I seem to have naturally ground to halt with this one, and I'm not going to fight it.
I was interested in this since I have come to be more and more su...moreI seem to have naturally ground to halt with this one, and I'm not going to fight it.
I was interested in this since I have come to be more and more suspicious of the idea that there is any "fallacy" involved in appealing to intentions when talking about art. The idea that such appeals are illegitimate was part of a New-Critical move to establish the hegemony of one kind of reader, and one kind of reading, alone. In fact, we are interested in talking about (and experiencing) art for any number of different reasons; and any number of different intentions on the part of artists may be relevant to what we want to say about, or get out of, art.
I think that basically Baxandall is on my side in this, though he explicitly declines to engage (at least, head on) with the issues I have just raised. In fact, his use of "intention" is quite idiosyncratic and confusing. Intention is "the forward-leaning look of things," it is not an "historical state of mind" but "a relation between the object [i.e. picture, poem, artifact] and its circumstances." It is "referred to pictures rather more than painters." (All quotations from p. 42.)

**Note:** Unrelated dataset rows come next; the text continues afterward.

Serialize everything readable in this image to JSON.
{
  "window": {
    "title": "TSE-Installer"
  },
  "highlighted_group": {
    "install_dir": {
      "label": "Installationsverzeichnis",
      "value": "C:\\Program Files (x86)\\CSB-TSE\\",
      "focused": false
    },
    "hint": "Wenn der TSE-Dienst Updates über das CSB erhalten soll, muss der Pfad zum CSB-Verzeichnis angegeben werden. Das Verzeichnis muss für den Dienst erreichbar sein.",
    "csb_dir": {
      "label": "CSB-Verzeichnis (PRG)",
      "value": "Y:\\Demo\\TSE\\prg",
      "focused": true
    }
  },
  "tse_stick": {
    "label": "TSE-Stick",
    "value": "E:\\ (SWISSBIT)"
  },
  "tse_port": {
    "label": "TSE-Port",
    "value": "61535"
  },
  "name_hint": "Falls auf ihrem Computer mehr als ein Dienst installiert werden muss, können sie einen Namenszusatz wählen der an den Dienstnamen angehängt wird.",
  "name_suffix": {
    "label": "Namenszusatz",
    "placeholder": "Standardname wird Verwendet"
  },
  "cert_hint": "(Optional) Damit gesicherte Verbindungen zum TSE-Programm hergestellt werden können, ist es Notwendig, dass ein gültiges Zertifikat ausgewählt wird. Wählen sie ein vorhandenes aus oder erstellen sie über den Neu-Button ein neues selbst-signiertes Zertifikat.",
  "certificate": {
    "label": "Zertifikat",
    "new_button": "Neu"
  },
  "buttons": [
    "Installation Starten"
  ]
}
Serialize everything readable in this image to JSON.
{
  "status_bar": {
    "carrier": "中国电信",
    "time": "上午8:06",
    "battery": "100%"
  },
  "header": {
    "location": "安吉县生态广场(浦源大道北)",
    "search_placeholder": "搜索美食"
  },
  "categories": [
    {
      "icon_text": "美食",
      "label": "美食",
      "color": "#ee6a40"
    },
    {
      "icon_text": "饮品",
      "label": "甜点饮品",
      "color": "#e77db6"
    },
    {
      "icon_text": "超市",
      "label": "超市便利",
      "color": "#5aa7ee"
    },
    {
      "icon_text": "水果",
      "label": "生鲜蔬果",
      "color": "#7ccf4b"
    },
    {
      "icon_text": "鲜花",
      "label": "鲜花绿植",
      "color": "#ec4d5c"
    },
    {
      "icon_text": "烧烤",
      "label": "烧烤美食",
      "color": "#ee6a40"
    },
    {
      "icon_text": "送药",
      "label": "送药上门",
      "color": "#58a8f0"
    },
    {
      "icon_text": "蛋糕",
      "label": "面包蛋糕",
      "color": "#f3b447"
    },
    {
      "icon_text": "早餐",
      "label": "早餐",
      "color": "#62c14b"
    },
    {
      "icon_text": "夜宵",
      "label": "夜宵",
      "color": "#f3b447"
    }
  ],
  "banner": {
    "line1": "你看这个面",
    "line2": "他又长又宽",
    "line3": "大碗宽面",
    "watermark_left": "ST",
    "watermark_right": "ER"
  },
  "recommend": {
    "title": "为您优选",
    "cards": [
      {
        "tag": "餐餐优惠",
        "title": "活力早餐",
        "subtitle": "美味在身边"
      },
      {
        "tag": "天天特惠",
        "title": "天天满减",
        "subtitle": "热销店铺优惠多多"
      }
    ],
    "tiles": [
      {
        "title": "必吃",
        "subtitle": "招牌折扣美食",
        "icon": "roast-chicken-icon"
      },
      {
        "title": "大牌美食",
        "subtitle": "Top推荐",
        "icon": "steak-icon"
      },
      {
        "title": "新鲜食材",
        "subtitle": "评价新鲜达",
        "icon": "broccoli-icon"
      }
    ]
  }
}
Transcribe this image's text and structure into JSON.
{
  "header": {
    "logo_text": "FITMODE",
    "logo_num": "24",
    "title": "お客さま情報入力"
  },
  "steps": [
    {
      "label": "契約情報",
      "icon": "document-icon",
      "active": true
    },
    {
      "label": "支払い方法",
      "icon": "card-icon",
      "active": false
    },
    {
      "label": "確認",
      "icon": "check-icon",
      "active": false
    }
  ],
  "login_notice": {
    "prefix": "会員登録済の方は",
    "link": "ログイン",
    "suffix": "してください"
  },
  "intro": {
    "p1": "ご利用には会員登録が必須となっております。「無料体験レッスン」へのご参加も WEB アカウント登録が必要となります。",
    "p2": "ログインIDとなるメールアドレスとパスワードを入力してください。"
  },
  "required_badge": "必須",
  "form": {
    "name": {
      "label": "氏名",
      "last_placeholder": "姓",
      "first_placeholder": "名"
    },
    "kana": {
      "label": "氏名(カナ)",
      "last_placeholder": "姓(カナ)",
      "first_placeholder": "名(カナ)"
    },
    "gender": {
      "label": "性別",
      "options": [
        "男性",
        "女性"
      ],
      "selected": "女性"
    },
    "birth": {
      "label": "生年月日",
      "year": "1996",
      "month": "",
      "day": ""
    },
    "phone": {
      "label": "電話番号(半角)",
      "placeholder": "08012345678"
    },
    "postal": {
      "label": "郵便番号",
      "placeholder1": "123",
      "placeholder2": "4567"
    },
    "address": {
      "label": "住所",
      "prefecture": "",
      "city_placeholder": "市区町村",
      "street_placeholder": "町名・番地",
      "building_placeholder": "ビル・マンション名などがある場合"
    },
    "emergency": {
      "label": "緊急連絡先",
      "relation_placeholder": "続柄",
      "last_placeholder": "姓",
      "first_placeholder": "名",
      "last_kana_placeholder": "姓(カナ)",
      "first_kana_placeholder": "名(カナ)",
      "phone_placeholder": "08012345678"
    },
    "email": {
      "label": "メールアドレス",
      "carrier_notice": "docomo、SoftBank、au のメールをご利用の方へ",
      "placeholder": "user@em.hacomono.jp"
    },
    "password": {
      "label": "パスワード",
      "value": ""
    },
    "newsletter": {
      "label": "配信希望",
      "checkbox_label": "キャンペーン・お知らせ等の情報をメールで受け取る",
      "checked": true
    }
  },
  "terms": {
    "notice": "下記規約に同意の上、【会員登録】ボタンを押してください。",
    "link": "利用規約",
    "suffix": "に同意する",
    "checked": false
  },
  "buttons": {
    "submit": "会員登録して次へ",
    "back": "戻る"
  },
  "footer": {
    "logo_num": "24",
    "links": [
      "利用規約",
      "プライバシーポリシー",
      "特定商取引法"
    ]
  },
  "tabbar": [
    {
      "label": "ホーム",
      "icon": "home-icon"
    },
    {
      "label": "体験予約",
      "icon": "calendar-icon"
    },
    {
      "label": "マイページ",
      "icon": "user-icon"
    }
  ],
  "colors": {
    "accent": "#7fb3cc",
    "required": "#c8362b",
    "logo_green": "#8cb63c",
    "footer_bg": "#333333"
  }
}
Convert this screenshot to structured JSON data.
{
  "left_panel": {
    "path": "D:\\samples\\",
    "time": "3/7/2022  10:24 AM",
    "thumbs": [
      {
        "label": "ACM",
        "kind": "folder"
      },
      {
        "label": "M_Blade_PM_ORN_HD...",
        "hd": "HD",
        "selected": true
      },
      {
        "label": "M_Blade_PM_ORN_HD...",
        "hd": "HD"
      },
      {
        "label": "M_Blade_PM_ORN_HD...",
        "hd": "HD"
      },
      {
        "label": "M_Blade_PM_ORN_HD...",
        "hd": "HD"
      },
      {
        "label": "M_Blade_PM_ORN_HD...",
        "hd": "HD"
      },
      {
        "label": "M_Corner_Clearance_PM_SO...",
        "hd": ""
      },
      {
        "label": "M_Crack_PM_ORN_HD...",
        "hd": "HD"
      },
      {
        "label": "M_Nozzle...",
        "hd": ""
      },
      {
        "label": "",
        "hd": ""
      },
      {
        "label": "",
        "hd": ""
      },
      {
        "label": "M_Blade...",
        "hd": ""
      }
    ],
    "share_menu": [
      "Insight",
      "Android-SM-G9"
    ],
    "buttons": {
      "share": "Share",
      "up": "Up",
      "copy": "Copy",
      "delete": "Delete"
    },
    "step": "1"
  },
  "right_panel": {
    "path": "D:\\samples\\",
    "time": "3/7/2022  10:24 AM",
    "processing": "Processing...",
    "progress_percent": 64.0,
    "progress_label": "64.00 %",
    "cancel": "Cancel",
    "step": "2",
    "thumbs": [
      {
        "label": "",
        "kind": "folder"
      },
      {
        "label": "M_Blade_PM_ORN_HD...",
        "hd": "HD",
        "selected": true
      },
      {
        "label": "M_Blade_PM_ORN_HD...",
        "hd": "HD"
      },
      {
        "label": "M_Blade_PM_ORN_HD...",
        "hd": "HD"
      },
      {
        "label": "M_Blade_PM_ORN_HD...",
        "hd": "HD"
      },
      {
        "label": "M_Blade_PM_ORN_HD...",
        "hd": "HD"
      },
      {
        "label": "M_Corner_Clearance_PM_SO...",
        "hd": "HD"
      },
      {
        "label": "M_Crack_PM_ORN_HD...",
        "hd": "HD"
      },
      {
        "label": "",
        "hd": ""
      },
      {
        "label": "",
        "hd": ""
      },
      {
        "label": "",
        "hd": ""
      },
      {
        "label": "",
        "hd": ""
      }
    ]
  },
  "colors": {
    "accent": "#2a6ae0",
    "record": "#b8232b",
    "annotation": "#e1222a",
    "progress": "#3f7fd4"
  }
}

What I think he is doing is attempting to read back, from examining a work of art, to the kinds of historical ideas that determined the artist's "brief" (his term for the task the artist is addressing in creating a particular piece of work). For ideas to function in this way, as part of our description of an artist's brief, we do not need evidence that the artist actually thought about them (that's the point of the disclaimer that intentions are not "historical states of mind") but merely that they were such that the artist could have thought about them (they form part of the relevant circumstances of the work).
On this basis, we get several case studies, which involve much fascinating detail about the history of the art market, the history of science, etc.
One interesting point, made in passing, was that the nature of art criticism has changed dramatically in response to the different ways in which the picture under discussion was (or was not) represented along side the criticism.(less)
Time to call it quits on this one. I really really liked it; it's beautiful and moving. But it's also very slow, and so little happens, or rather, a l...moreTime to call it quits on this one. I really really liked it; it's beautiful and moving. But it's also very slow, and so little happens, or rather, a lot happens, but it's always the same, that I just ground to a halt. I've tried going back to it a couple of times and each time, I think, wow this is great, I'd love to finish it, but then I go read other things. It's entirely my failure. I think it's a wonderful book.(less)